The Current Price

Characters: Rainier Crew


“Damnit, I told you to stay out of their sensor range!”

“I don’t think they saw us.”

“THINK?” Reflexively the crew shrank away from the focus of their employer’s rage. “I pay you to know!”

Deck plates rattled on loose rivets as ‘Captain’ Anthony Russell stormed around the bridge, a comical flapping of limbs as he moved too quickly for his gravboots to lock down on every step. Strangely, none laugh as the ragged, awkward man came around and glared at the operations board himself. No one had laughed since they entered the quarantine zone eight days previous.

And no one had slept since bringing the first load of — they didn’t even know what to call the things they stole from the abandoned settlements.

But they did know it gave them bad dreams.

“Stay away this time. I’ve never seen one of those White Stars that big, and I don’t want to. They’ll move before too long, then we can go in free and clear. Lightning doesn’t strike twice, you know.”

The reaction was varied around the bridge of the cargo ship. Some faces, beneath the shadow of stubble and sleeplessness, shone with greedy anticipation of that next prize that was it’s own kind of addiction. Others held relief that with one more hunt, they’d finally have full holds and could leave for civilized space. Russell didn’t miss a single look, cataloging them for future use. Everyone missed the tiny shudder on the sensors.

“Pull back a bit further, and we’ll wait for the ship to move,” Russell ordered, turning back toward his seat. “It’s only a matter of–”

The jumpgate opened almost on top of them. For a moment the crew of the raider ship saw beauty as the ship emerged into normal space. Slim and graceful, it’s hull was a ripple of light and colour like the sun glimpsed through the cooling deeps of the sea. The alien ship moved as freely as if space were its sea.

And as quickly as a predator upon the prey.

The first beam separated the C&C from the cargo bays. The second was the last thing the bridge crew of the Rainier saw as it cut them apart.

The explosions were brief, gasses consumed quickly to leave the alien ship once again the brightest jewel in that small area of space. But it wasn’t alone for long. A second and third jumpgate opened, bringing two identical ships out to circle in silent contemplation about the kill. Magnetic grapples brought the Rainier’s sealed cargo holds out of its spin and the alien ships formed up.

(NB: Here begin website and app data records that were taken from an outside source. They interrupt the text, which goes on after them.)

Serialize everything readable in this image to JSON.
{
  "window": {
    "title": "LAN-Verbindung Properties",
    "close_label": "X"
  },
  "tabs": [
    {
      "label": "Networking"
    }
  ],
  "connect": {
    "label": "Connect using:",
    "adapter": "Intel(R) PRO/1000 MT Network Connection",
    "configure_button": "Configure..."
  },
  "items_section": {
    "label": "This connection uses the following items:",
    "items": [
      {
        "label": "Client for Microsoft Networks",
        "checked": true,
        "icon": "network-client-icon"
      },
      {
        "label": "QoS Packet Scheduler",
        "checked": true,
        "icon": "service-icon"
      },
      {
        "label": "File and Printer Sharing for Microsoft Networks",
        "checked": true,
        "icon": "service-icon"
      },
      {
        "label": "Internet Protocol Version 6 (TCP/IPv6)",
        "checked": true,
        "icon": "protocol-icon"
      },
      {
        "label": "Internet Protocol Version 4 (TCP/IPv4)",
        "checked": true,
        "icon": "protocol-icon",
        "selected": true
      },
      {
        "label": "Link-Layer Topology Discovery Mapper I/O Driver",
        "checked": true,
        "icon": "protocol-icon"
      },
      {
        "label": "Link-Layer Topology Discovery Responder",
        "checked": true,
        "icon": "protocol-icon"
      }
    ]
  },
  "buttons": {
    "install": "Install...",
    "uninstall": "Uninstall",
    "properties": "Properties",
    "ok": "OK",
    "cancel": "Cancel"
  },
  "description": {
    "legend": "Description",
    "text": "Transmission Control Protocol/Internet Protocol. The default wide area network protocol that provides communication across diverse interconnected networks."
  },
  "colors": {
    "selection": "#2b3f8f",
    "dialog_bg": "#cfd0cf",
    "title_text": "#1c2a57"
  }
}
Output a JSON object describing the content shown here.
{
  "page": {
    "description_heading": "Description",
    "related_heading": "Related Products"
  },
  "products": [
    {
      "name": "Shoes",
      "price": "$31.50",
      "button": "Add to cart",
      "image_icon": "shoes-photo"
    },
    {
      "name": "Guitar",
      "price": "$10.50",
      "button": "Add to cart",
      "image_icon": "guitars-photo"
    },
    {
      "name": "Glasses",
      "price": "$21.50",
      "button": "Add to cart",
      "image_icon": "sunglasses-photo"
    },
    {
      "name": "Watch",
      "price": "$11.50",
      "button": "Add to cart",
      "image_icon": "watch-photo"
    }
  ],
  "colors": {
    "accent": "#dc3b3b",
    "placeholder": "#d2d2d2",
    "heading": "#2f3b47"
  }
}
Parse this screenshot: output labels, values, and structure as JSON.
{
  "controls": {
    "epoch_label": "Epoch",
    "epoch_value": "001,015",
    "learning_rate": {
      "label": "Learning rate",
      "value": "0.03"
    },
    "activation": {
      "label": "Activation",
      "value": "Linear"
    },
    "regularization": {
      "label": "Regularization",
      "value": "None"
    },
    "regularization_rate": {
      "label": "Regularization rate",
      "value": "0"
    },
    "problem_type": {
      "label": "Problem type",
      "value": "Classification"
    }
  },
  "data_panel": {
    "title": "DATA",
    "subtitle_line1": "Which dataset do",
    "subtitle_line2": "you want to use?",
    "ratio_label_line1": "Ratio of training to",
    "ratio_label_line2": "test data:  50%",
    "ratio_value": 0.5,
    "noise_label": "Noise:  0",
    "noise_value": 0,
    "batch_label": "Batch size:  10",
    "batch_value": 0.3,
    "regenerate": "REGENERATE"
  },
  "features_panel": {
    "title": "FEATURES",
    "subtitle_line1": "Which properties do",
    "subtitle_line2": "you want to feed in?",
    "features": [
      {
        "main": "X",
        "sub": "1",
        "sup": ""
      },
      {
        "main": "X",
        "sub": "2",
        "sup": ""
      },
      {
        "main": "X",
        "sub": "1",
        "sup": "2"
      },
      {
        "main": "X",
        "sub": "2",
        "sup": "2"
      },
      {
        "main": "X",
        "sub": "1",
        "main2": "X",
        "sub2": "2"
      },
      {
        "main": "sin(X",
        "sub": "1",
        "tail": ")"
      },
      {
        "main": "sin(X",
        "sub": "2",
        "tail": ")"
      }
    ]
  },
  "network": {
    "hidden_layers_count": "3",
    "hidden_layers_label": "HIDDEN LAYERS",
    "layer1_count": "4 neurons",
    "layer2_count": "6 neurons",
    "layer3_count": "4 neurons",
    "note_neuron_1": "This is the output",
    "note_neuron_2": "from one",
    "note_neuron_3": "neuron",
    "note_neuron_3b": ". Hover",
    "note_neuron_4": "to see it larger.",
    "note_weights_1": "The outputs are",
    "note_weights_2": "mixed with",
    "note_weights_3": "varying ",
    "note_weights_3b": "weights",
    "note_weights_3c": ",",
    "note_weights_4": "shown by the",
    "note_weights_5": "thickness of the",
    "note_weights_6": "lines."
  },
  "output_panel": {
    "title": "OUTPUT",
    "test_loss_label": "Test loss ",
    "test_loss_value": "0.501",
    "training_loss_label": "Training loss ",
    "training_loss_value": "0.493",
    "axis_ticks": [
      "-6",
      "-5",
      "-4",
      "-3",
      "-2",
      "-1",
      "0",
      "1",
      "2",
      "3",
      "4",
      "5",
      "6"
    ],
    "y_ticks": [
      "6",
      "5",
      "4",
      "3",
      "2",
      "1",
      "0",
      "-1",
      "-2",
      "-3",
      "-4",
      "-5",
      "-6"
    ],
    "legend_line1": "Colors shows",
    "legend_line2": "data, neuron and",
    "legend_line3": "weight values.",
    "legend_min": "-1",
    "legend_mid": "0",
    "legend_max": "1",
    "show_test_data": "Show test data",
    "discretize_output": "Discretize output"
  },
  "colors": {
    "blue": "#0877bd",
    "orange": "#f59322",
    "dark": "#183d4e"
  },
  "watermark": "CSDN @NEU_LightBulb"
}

Three ships. A Minbari might have called it prophetic. A human could have remarked that with one more, they would have made a proper foursome for the Armageddon that would follow them… home.


Copyright (c) 1998 Alida Saxon. All rights reserved.